Transcripts. Standardized tests. Entrance exams. Course prerequisites. Each serving as measurements to appropriately place and ensure that our students are entering our classrooms with the academic experiences, background knowledge, and skills required to succeed in our courses. But as many of us have experienced, it is bad practice to assume that is the case.  As instructors, we need to individualize lesson plans and teaching methodologies to reach students at varying levels of education. So how do we assess whether students have the baseline knowledge required for successful completion of the course? Online learning platforms, learning management system (LMS) tools, and more traditional assessment measures have proven to be quick and effective strategies to obtain that information.

  1. Online learning platforms

These are excellent tools for assessing a student’s knowledge when starting a course offered in any delivery method. Prerequisite reviews or pretests can be created in learning platforms that provide immediate results about a student’s existing skill level. The initial knowledge check-in McGraw Hill’s ALEKS® is a great example of such an assessment. The built-in analytics and reporting features provide great insight into the intellectual makeup of our students from the very onset.

  1. LMS (Learning Management Tools)

Another great tool that can be used for assessing students’ baseline knowledge. Quizzes, discussions, and other assignments can be created to measure a student’s preparedness. Similar to online learning platforms, the LMS provides immediate results and tools to evaluate and determine student performance before we begin to present course content.

  1. Informal assessment measures

These can also be used to determine students’ baseline knowledge. One-on-one instructor/student meetings, student instructional videos, or first-day-of-class activities (such as writing to a prompt or answering questions about prerequisite material), can give a very good indication of a student’s readiness to learn when they enter your classroom. Asking your students questions such as “what are your past experiences in (enter discipline here)?”, what is your comfort level with (enter discipline here)?”, or “what are your expectations of yourself in my course?” can reveal a great deal of baseline knowledge without asking specific content related questions. These assessment measures may also demonstrate our investment in their academic success as well as show our desire or interest to know them as individuals.

In conclusion, it is especially critical to determine the level of ability that each individual student brings with them into a course. We cannot assume that existing placement methods have appropriately or accurately measured a student’s baseline knowledge necessary for course success. To do so would hamper successful academic outcomes. A variety of computerized or non-computerized assessment methods can be utilized at the start of a course to evaluate the proficiency of a student.
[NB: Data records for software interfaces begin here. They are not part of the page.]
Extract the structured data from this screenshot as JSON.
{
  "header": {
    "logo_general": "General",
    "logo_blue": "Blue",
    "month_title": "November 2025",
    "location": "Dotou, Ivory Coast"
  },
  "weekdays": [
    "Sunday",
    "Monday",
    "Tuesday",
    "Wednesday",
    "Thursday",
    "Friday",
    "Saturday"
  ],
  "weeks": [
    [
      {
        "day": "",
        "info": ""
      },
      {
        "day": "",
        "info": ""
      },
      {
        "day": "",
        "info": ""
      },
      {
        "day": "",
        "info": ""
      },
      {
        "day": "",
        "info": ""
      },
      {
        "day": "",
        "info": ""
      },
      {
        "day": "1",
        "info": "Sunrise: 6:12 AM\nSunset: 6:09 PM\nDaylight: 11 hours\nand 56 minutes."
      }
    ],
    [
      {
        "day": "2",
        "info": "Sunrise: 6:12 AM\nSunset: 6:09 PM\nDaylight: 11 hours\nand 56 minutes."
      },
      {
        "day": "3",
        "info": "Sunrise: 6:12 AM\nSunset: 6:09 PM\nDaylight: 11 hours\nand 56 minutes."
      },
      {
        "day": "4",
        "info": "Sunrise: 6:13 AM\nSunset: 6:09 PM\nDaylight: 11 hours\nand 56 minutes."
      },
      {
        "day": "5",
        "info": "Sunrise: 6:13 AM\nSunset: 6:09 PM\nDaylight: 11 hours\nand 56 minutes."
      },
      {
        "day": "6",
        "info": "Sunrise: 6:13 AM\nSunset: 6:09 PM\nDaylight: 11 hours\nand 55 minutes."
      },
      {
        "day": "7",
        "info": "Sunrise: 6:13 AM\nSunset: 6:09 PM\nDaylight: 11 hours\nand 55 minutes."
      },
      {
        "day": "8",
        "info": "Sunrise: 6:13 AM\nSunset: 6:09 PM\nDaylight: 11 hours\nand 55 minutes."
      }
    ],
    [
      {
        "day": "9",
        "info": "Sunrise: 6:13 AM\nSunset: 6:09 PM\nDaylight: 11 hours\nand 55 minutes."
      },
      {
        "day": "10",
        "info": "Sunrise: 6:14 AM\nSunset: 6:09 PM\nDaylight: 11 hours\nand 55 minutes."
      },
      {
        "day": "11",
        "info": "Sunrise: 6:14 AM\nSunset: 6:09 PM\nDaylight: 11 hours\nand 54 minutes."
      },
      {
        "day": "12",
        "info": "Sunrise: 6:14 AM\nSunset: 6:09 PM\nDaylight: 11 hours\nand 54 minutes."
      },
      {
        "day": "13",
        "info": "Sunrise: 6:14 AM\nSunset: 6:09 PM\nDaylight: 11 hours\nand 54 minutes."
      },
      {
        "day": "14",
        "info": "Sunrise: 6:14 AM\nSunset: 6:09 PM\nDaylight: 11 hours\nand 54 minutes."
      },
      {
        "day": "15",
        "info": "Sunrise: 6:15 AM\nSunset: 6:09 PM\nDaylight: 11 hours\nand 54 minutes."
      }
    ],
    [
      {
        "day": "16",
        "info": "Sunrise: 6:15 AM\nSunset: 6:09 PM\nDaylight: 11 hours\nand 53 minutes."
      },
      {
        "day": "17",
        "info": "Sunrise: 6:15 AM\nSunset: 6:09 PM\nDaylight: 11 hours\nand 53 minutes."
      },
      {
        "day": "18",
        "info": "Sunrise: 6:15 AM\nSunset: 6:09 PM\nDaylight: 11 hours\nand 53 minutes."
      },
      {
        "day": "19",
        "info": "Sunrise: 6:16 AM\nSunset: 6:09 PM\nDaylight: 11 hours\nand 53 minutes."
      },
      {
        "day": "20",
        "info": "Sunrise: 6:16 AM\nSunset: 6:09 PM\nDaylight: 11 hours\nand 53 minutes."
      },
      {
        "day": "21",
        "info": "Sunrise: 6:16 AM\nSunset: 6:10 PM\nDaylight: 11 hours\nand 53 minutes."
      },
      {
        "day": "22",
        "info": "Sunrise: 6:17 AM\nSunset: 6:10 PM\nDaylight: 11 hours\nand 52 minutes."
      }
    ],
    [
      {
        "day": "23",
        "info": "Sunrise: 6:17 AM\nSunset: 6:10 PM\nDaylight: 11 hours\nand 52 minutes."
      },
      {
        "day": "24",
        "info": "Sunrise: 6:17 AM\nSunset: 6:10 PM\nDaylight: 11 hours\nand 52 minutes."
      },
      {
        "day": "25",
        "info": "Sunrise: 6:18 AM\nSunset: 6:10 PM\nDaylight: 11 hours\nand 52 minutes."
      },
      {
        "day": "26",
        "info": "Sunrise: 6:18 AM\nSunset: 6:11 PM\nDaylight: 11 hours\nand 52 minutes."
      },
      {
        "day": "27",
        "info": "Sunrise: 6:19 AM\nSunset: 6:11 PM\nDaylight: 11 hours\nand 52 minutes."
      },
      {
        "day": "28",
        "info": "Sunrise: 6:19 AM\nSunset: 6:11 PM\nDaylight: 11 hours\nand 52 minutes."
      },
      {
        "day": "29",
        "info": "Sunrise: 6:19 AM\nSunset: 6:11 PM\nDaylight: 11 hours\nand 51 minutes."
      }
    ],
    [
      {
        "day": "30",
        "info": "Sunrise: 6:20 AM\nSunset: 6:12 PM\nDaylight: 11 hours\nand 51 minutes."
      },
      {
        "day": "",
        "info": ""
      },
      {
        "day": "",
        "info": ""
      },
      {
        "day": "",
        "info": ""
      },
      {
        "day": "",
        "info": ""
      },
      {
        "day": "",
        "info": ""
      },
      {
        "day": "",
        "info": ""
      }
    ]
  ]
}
The sooner this information is obtained, the sooner remediation measures can be implemented, and teaching strategies can be adjusted. Ultimately with the goal of providing a student with the skills required to master the competencies of their chosen course. Only then can we and our students be sure we are ready.